On Friday (19th July 2013),
Finance ministers from 20 of the world’s largest economies have endorsed the first internationally co-ordinated attempt to roll back decades of ballooning tax avoidance by many of the biggest multinational corporations in the world.
(From the Guardian)
Obviously, there are certain companies in the crosshairs: Amazon, Vodaphone, Starbucks, Google…
I want to talk about Google and how this decision could affect search engine marketing.
Google’s Stock Market Price
At the moment, Google’s shares (GOOG) are trading at €896. That’s a PE ratio of 26.3, which is 62% higher than the average PE ratio for the S&P 500.
What does this mean in layman’s terms?
It means that investors are very optimistic about Google’s future earnings. So bullish about these future profits, they’re willing to pay an excess premium to own the stock.
Google’s Future Earnings: The Big Problem
The question is, where are these extra profits going to come from?
If anything, Google could struggle to maintain onto their current profits. Here’s why…
– Higher tax bills (by $bns) due to G20 tax plan

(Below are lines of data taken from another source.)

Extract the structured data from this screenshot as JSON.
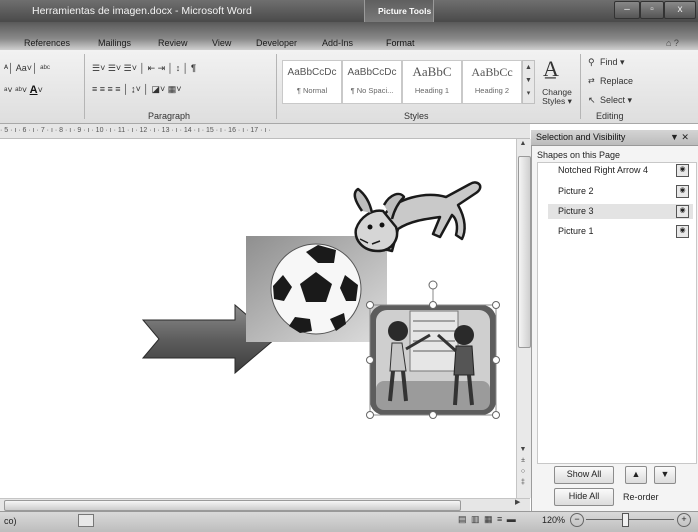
{
  "window": {
    "title": "Herramientas de imagen.docx - Microsoft Word",
    "context_tab_group": "Picture Tools",
    "minimize": "–",
    "maximize": "▫",
    "close": "x"
  },
  "ribbon": {
    "tabs": [
      "References",
      "Mailings",
      "Review",
      "View",
      "Developer",
      "Add-Ins",
      "Format"
    ],
    "help": "⌂ ?",
    "paragraph_label": "Paragraph",
    "styles_label": "Styles",
    "editing_label": "Editing",
    "styles": [
      {
        "preview": "AaBbCcDc",
        "name": "¶ Normal"
      },
      {
        "preview": "AaBbCcDc",
        "name": "¶ No Spaci..."
      },
      {
        "preview": "AaBbC",
        "name": "Heading 1"
      },
      {
        "preview": "AaBbCc",
        "name": "Heading 2"
      }
    ],
    "change_styles": "Change Styles ▾",
    "find": "Find ▾",
    "replace": "Replace",
    "select": "Select ▾"
  },
  "ruler": {
    "text": "· 5 · ı · 6 · ı · 7 · ı · 8 · ı · 9 · ı · 10 · ı · 11 · ı · 12 · ı · 13 · ı · 14 · ı · 15 · ı · 16 · ı · 17 · ı ·"
  },
  "pane": {
    "title": "Selection and Visibility",
    "close": "▼ ✕",
    "subtitle": "Shapes on this Page",
    "items": [
      {
        "label": "Notched Right Arrow 4",
        "selected": false
      },
      {
        "label": "Picture 2",
        "selected": false
      },
      {
        "label": "Picture 3",
        "selected": true
      },
      {
        "label": "Picture 1",
        "selected": false
      }
    ],
    "show_all": "Show All",
    "hide_all": "Hide All",
    "reorder": "Re-order"
  },
  "statusbar": {
    "left_text": "co)",
    "zoom": "120%",
    "zoom_minus": "−",
    "zoom_plus": "+"
  }
}
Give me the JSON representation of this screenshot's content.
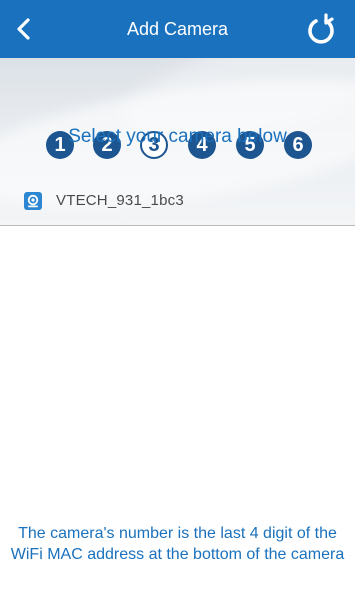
{
  "header": {
    "title": "Add Camera",
    "back_icon": "chevron-left-icon",
    "refresh_icon": "refresh-icon"
  },
  "steps": {
    "items": [
      "1",
      "2",
      "3",
      "4",
      "5",
      "6"
    ],
    "current": 3
  },
  "instruction": "Select your camera below",
  "camera_list": [
    {
      "name": "VTECH_931_1bc3",
      "icon": "camera-icon"
    }
  ],
  "footer_note": "The camera's number is the last 4 digit of the WiFi MAC address at the bottom of the camera",
  "colors": {
    "header_bg": "#1a71bd",
    "accent": "#1a71bd",
    "step_bg": "#1d5590"
  }
}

– Possible loss of search market share due to Facebook’s recent deal with Bing (The “Search for people, places and things” bar at the top of your Facebook page)
– Bing are arguably offering better search results (for some types of search). So Google are seeing their competitive advantage eroded… putting their market share at risk.
– Potential significant loss of display network revenue if/when Facebook offer a display ad network. (Which would likely offer better ad targeting for advertisers than Adwords does.)
– More and more people use mobile phones to access the internet instead of laptops/desktops, which reduces ad revenue (See: This Is Why Google Missed Its Q2 Revenue Expectations by Business Insider).
Every one of these things would be likely to cut billions from Google’s future profits – and push the share price down.
Keeping The Shareholders Happy
If Google’s profits fail to grow at the rate expected by shareholders, those shareholders are not going to be happy.
And the major shareholders – fund managers who are focused on short-term results – would soon lean on Larry Page to find a quick way to generate extra profits.
So where is Google going to look in order to find these ‘quick wins’?
They could charge for analytics, for example. Though, by doing that, they’d give up a lot of valuable data they get from it.
It might be by going offline and into, say, mobile phones.
Another option would be to add their own verticals to the search results. So, if you search for a flight, “Google Flights” could offer you a price comparison – and Google could be an affiliate for companies that want to be included. However, given the heat Google are getting for things like “Google Finance”, this is probably off the table.
So perhaps the easiest way for them to generate more money would be to push more searchers away from organic listings and towards paid listings?
A study by Wordstream last year showed that “64.6% of clicks for high commercial intent keyword searches” are on sponsored results. (Meaning organics get just 35.4% of the clicks.)
This is a far cry from just a few years ago, but it doesn’t seem to have turned off users and lowered Google’s market share.
So the SEO world is fighting over an ever-shrinking pie. And, if Google can’t figure out a way to make up the money they’ll lose to the G20 tax plan, I suspect that pie will get even smaller.